### PROBLEM DESCRIPTION
Search the records below for "duration"; copy each line that has it.

Data about app and page elements
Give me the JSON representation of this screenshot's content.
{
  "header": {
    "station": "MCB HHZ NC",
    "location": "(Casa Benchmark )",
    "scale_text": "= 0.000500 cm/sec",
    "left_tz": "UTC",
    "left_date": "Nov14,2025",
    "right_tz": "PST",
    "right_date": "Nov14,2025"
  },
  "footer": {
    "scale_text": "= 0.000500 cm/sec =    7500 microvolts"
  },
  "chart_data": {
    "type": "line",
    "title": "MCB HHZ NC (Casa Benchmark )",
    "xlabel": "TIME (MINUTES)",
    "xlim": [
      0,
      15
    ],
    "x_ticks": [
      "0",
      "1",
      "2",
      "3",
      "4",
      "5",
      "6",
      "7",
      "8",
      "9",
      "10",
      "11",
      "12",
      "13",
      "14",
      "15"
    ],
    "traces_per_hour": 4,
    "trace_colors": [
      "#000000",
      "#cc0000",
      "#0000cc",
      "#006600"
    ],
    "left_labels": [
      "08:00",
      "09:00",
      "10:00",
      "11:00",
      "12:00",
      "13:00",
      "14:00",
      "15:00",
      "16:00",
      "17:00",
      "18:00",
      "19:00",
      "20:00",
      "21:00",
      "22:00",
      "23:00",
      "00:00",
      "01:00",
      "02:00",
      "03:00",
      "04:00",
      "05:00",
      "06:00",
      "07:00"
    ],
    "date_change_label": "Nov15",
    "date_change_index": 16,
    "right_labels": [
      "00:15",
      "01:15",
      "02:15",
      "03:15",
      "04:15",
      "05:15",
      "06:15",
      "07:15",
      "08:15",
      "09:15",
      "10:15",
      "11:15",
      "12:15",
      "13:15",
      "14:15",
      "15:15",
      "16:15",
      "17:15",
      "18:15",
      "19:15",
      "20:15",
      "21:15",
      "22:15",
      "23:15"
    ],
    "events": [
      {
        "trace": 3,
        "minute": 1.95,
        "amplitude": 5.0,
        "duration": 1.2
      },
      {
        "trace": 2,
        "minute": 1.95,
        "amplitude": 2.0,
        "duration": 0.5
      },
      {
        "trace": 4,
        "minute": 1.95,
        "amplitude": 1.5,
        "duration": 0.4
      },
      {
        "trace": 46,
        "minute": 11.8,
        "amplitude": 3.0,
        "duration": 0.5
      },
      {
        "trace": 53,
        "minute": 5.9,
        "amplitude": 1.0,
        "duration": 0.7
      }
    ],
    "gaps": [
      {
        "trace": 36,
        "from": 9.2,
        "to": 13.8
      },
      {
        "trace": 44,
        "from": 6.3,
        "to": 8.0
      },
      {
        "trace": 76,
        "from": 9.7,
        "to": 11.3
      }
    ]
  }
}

### RESPONSE TO THIS EXERCISE
        "duration": 1.2
        "duration": 0.5
        "duration": 0.4
        "duration": 0.5
        "duration": 0.7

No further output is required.